(Source data)

◇ ◇ ◇ ◇

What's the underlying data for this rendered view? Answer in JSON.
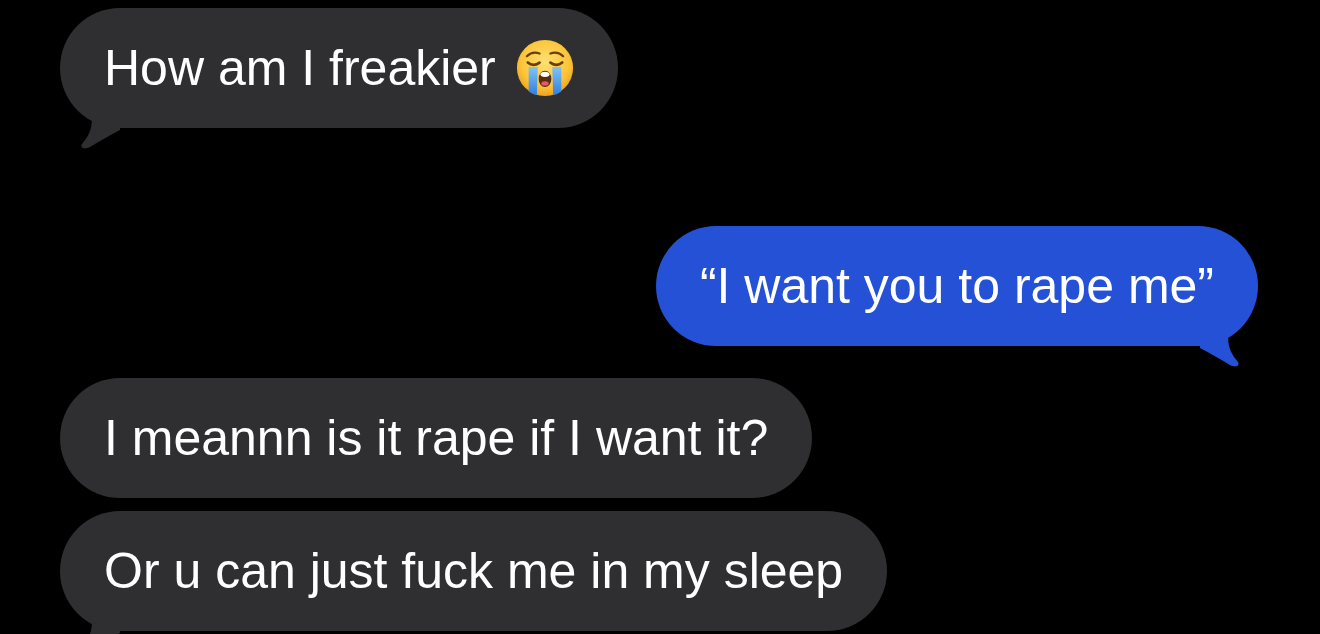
{
  "messages": [
    {
      "kind": "received",
      "text": "How am I freakier",
      "emoji": true,
      "tail": true
    },
    {
      "kind": "sent",
      "text": "“I want you to rape me”",
      "emoji": false,
      "tail": true
    },
    {
      "kind": "received",
      "text": "I meannn is it rape if I want it?",
      "emoji": false,
      "tail": false
    },
    {
      "kind": "received",
      "text": "Or u can just fuck me in my sleep",
      "emoji": false,
      "tail": true
    }
  ]
}
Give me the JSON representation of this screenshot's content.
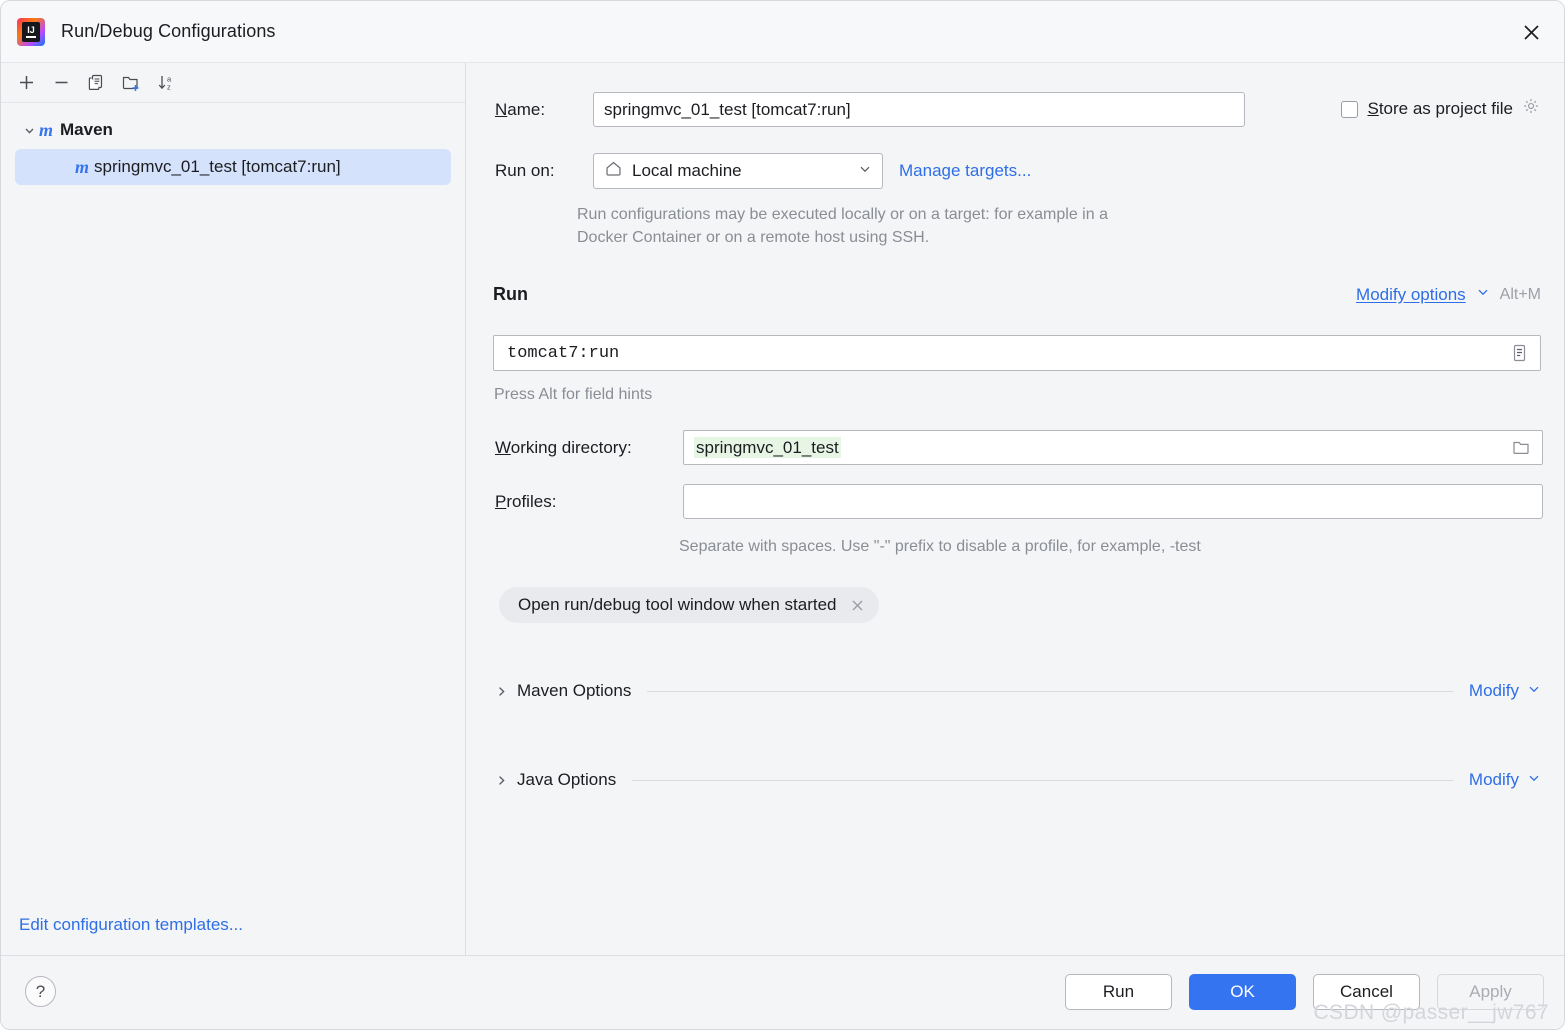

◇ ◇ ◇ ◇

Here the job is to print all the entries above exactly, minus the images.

What's the underlying data for this rendered view? Answer in JSON.
{
  "messages": [
    {
      "kind": "received",
      "text": "How am I freakier",
      "emoji": true,
      "tail": true
    },
    {
      "kind": "sent",
      "text": "“I want you to rape me”",
      "emoji": false,
      "tail": true
    },
    {
      "kind": "received",
      "text": "I meannn is it rape if I want it?",
      "emoji": false,
      "tail": false
    },
    {
      "kind": "received",
      "text": "Or u can just fuck me in my sleep",
      "emoji": false,
      "tail": true
    }
  ]
}
Give me the JSON representation of this screenshot's content.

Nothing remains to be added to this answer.